3rd April 2020


Denmark the first European country to announce it will lift COVID-19 restrictions

Denmark has become the first European state to set a timetable for the reopening of the country after the COVID-19 outbreak, following a state of lockdown that began on the 11th of March.

Mette Frederiksen, the country's Prime Minister, has announced a gradual easing of restrictions set to begin after Easter. Although details remain unclear, Ms Frederiksen explained that the return to normal rules would probably have to be staggered to avoid rush hours and overcrowding in shops and on public transport.

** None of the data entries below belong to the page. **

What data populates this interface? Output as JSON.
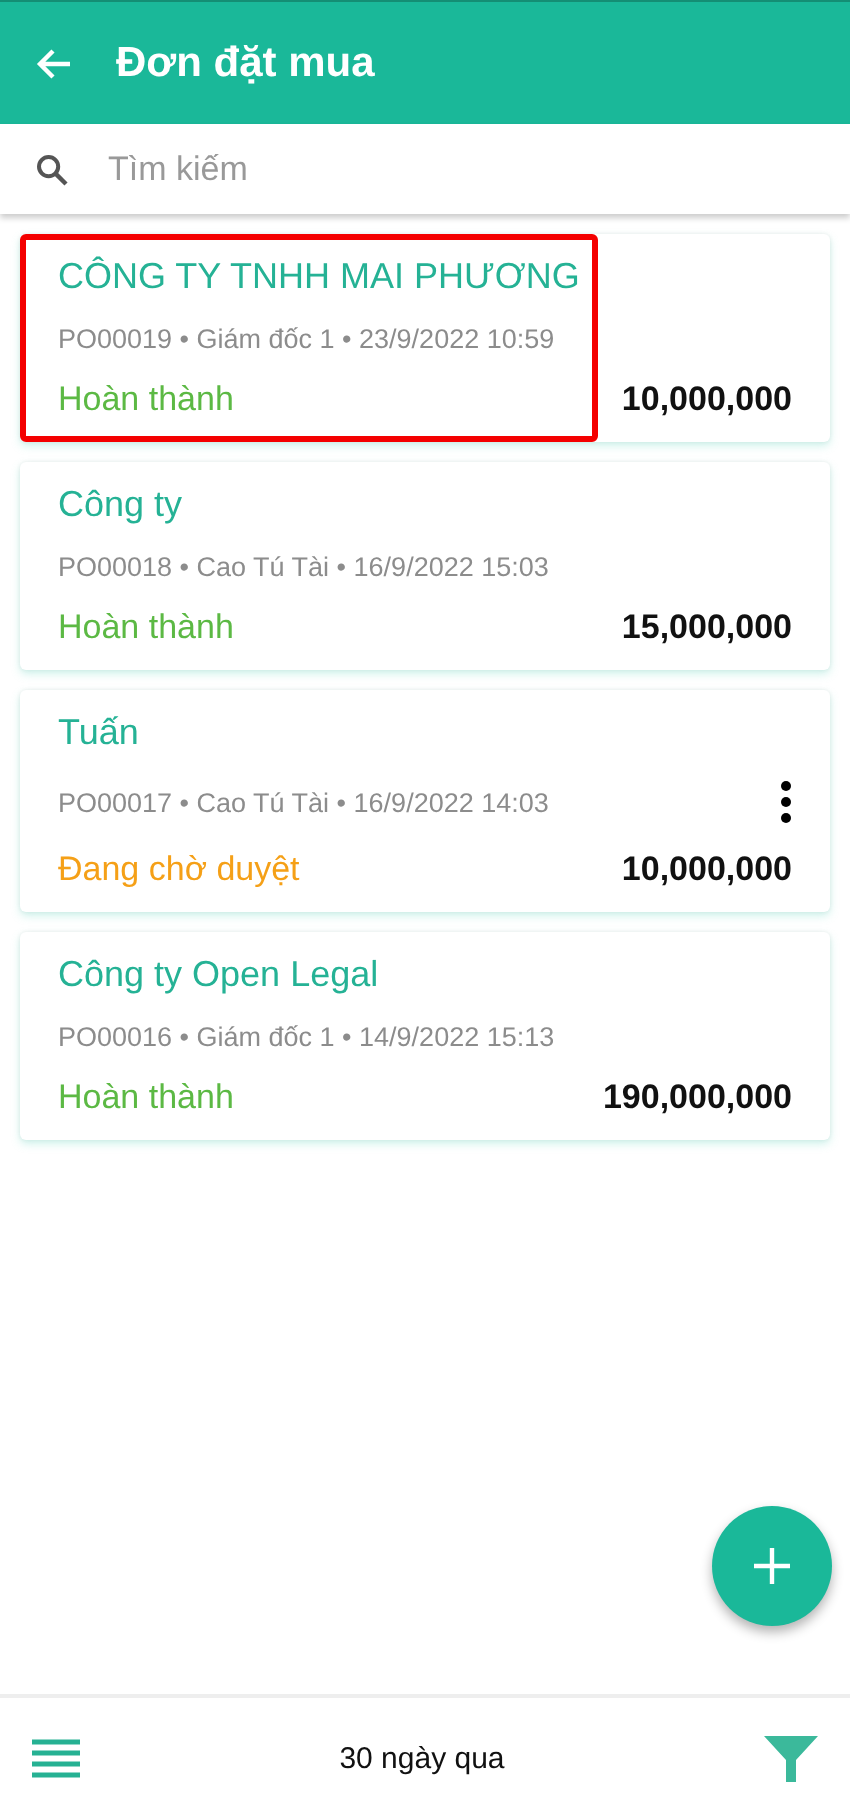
{
  "header": {
    "title": "Đơn đặt mua"
  },
  "search": {
    "placeholder": "Tìm kiếm"
  },
  "orders": [
    {
      "name": "CÔNG TY TNHH MAI PHƯƠNG",
      "meta": "PO00019 • Giám đốc 1 • 23/9/2022 10:59",
      "status": "Hoàn thành",
      "kind": "done",
      "amount": "10,000,000",
      "highlighted": true,
      "menu_shown": false
    },
    {
      "name": "Công ty",
      "meta": "PO00018 • Cao Tú Tài • 16/9/2022 15:03",
      "status": "Hoàn thành",
      "kind": "done",
      "amount": "15,000,000",
      "highlighted": false,
      "menu_shown": false
    },
    {
      "name": "Tuấn",
      "meta": "PO00017 • Cao Tú Tài • 16/9/2022 14:03",
      "status": "Đang chờ duyệt",
      "kind": "pending",
      "amount": "10,000,000",
      "highlighted": false,
      "menu_shown": true
    },
    {
      "name": "Công ty Open Legal",
      "meta": "PO00016 • Giám đốc 1 • 14/9/2022 15:13",
      "status": "Hoàn thành",
      "kind": "done",
      "amount": "190,000,000",
      "highlighted": false,
      "menu_shown": false
    }
  ],
  "bottom_bar": {
    "period": "30 ngày qua"
  }
}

Ms Frederiksen also made it clear that the borders would remain closed for the foreseeable future to avoid new infections coming into the country.

Denmark, which has had 2,577 confirmed cases of COVID-19 and 77 deaths, was one of the first countries in Europe to close its borders and go into lockdown.

to foreigners and to shut down its schools as the government tried to “flatten the curve” of infections.

She also underlined that the Danish border would not open yet. “We will, of course, not pick up new infections from outside,” she added. Low levels of government debt are part of the country's successful response to the crisis and ambitious economic policies. Good governance of public finances in recent years means Denmark is in a strong position for recovery.

However, a press release from the Danish Central Bank urges caution. Its latest projection is more pessimistic than that of economists at the country's biggest banks, as the central bank warns the export-driven economy will continue to suffer from weak demand from abroad even after Danish society reopens.

In a statement, the bank's Governor, Lars Rohde, that the COVID-19 outbreak and the measures implemented to contain its spread have led to a sharp contraction in economic activity. Danes have also changed their behaviour by reducing social contact and generally spending less, which has a negative impact on the economy.

Mr Rohde goes on to say "In Denmark, our starting point for getting the economy back on track when the outbreak subsides and the measures are rolled back is strong. But it is going to hurt, before we get there."